▶

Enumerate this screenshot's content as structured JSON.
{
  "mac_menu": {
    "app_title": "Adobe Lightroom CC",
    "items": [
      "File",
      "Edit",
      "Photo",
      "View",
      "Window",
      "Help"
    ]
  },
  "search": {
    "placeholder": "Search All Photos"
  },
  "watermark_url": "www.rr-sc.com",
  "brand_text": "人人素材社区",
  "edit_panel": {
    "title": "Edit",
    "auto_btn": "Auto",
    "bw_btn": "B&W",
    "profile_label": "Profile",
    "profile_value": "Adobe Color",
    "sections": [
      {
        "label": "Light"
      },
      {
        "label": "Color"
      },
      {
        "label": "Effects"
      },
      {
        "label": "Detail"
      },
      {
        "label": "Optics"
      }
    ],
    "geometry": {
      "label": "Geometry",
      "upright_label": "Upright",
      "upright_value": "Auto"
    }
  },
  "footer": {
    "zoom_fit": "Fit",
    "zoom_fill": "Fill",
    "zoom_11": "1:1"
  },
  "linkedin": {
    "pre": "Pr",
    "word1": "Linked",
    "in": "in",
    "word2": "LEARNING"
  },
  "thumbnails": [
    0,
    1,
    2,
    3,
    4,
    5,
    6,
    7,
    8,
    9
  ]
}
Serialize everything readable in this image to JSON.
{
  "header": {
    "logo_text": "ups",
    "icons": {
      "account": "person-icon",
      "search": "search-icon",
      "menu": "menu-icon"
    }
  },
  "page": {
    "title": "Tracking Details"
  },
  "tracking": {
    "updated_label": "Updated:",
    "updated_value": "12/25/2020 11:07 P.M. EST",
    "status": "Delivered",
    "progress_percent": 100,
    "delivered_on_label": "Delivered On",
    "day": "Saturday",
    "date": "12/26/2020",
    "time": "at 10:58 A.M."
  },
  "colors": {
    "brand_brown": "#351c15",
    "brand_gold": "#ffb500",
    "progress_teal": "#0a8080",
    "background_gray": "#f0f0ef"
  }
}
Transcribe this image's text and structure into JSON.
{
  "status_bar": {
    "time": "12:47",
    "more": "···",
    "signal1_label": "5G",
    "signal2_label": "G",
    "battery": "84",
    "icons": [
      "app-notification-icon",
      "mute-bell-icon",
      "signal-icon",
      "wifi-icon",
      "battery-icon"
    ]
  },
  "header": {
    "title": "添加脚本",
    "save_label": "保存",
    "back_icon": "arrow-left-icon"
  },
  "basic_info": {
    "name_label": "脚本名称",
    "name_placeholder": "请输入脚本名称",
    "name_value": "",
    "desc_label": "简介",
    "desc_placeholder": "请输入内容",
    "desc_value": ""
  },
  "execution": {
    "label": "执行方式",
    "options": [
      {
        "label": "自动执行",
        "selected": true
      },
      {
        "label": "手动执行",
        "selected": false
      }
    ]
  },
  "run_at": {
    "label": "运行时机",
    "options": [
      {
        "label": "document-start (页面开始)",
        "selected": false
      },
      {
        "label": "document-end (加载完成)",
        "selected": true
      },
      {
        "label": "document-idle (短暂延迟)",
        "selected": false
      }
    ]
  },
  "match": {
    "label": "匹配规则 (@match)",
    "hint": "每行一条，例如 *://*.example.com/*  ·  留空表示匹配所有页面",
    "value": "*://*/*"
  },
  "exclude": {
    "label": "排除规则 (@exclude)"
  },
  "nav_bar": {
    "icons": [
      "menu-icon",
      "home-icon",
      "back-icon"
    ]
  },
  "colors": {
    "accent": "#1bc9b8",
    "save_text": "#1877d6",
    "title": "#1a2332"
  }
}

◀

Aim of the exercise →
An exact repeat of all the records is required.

Solution to this exercise →
Enumerate this screenshot's content as structured JSON.
{
  "mac_menu": {
    "app_title": "Adobe Lightroom CC",
    "items": [
      "File",
      "Edit",
      "Photo",
      "View",
      "Window",
      "Help"
    ]
  },
  "search": {
    "placeholder": "Search All Photos"
  },
  "watermark_url": "www.rr-sc.com",
  "brand_text": "人人素材社区",
  "edit_panel": {
    "title": "Edit",
    "auto_btn": "Auto",
    "bw_btn": "B&W",
    "profile_label": "Profile",
    "profile_value": "Adobe Color",
    "sections": [
      {
        "label": "Light"
      },
      {
        "label": "Color"
      },
      {
        "label": "Effects"
      },
      {
        "label": "Detail"
      },
      {
        "label": "Optics"
      }
    ],
    "geometry": {
      "label": "Geometry",
      "upright_label": "Upright",
      "upright_value": "Auto"
    }
  },
  "footer": {
    "zoom_fit": "Fit",
    "zoom_fill": "Fill",
    "zoom_11": "1:1"
  },
  "linkedin": {
    "pre": "Pr",
    "word1": "Linked",
    "in": "in",
    "word2": "LEARNING"
  },
  "thumbnails": [
    0,
    1,
    2,
    3,
    4,
    5,
    6,
    7,
    8,
    9
  ]
}
Serialize everything readable in this image to JSON.
{
  "header": {
    "logo_text": "ups",
    "icons": {
      "account": "person-icon",
      "search": "search-icon",
      "menu": "menu-icon"
    }
  },
  "page": {
    "title": "Tracking Details"
  },
  "tracking": {
    "updated_label": "Updated:",
    "updated_value": "12/25/2020 11:07 P.M. EST",
    "status": "Delivered",
    "progress_percent": 100,
    "delivered_on_label": "Delivered On",
    "day": "Saturday",
    "date": "12/26/2020",
    "time": "at 10:58 A.M."
  },
  "colors": {
    "brand_brown": "#351c15",
    "brand_gold": "#ffb500",
    "progress_teal": "#0a8080",
    "background_gray": "#f0f0ef"
  }
}
Transcribe this image's text and structure into JSON.
{
  "status_bar": {
    "time": "12:47",
    "more": "···",
    "signal1_label": "5G",
    "signal2_label": "G",
    "battery": "84",
    "icons": [
      "app-notification-icon",
      "mute-bell-icon",
      "signal-icon",
      "wifi-icon",
      "battery-icon"
    ]
  },
  "header": {
    "title": "添加脚本",
    "save_label": "保存",
    "back_icon": "arrow-left-icon"
  },
  "basic_info": {
    "name_label": "脚本名称",
    "name_placeholder": "请输入脚本名称",
    "name_value": "",
    "desc_label": "简介",
    "desc_placeholder": "请输入内容",
    "desc_value": ""
  },
  "execution": {
    "label": "执行方式",
    "options": [
      {
        "label": "自动执行",
        "selected": true
      },
      {
        "label": "手动执行",
        "selected": false
      }
    ]
  },
  "run_at": {
    "label": "运行时机",
    "options": [
      {
        "label": "document-start (页面开始)",
        "selected": false
      },
      {
        "label": "document-end (加载完成)",
        "selected": true
      },
      {
        "label": "document-idle (短暂延迟)",
        "selected": false
      }
    ]
  },
  "match": {
    "label": "匹配规则 (@match)",
    "hint": "每行一条，例如 *://*.example.com/*  ·  留空表示匹配所有页面",
    "value": "*://*/*"
  },
  "exclude": {
    "label": "排除规则 (@exclude)"
  },
  "nav_bar": {
    "icons": [
      "menu-icon",
      "home-icon",
      "back-icon"
    ]
  },
  "colors": {
    "accent": "#1bc9b8",
    "save_text": "#1877d6",
    "title": "#1a2332"
  }
}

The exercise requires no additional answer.